The chambara, or samurai film, has much the same relationship to Japan as the Western does to the United States. Both are historical genres that allow artists in their respective countries of origin—or in other countries, in the case of the Italian “Spaghetti Western”—to create a rich body of modern folklore, explore issues pertaining to their national character and neuroses, and mine grand drama out of the clash between the individual and the community (or, in the case of the chambara, the clan.) Bringing together the swinging katanas and blazing six-shooters, Live by the Sword, Die by the Gun reveals the many shared affinities—and even shared plot elements—of two grand cinematic traditions born an ocean apart from one another.
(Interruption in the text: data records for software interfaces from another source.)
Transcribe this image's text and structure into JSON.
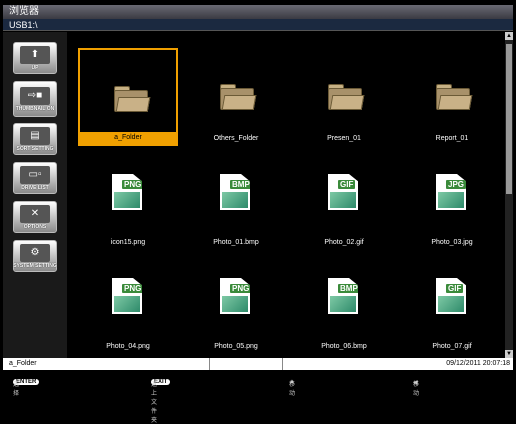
{
  "window": {
    "title": "浏览器"
  },
  "path": "USB1:\\",
  "sidebar": [
    {
      "label": "UP",
      "icon": "folder-up-icon"
    },
    {
      "label": "THUMBNAIL ON",
      "icon": "thumbnail-icon"
    },
    {
      "label": "SORT SETTING",
      "icon": "sort-icon"
    },
    {
      "label": "DRIVE LIST",
      "icon": "drive-icon"
    },
    {
      "label": "OPTIONS",
      "icon": "tools-icon"
    },
    {
      "label": "SYSTEM SETTING",
      "icon": "system-icon"
    }
  ],
  "items": [
    {
      "label": "a_Folder",
      "type": "folder",
      "selected": true
    },
    {
      "label": "Others_Folder",
      "type": "folder"
    },
    {
      "label": "Presen_01",
      "type": "folder"
    },
    {
      "label": "Report_01",
      "type": "folder"
    },
    {
      "label": "icon15.png",
      "type": "file",
      "ext": "PNG"
    },
    {
      "label": "Photo_01.bmp",
      "type": "file",
      "ext": "BMP"
    },
    {
      "label": "Photo_02.gif",
      "type": "file",
      "ext": "GIF"
    },
    {
      "label": "Photo_03.jpg",
      "type": "file",
      "ext": "JPG"
    },
    {
      "label": "Photo_04.png",
      "type": "file",
      "ext": "PNG"
    },
    {
      "label": "Photo_05.png",
      "type": "file",
      "ext": "PNG"
    },
    {
      "label": "Photo_06.bmp",
      "type": "file",
      "ext": "BMP"
    },
    {
      "label": "Photo_07.gif",
      "type": "file",
      "ext": "GIF"
    }
  ],
  "status": {
    "selected": "a_Folder",
    "datetime": "09/12/2011 20:07:18"
  },
  "footer": [
    {
      "key": "ENTER",
      "text": "选择"
    },
    {
      "key": "EXIT",
      "text": "返上 文件夹"
    },
    {
      "key": "▲",
      "text": "移动"
    },
    {
      "key": "◀",
      "text": "移动"
    }
  ],
  "colors": {
    "selection": "#f0a000",
    "title_bg": "#3a3a42"
  }
}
Squaring off certified classics from both, this is one climactic showdown where everybody wins.

In Theater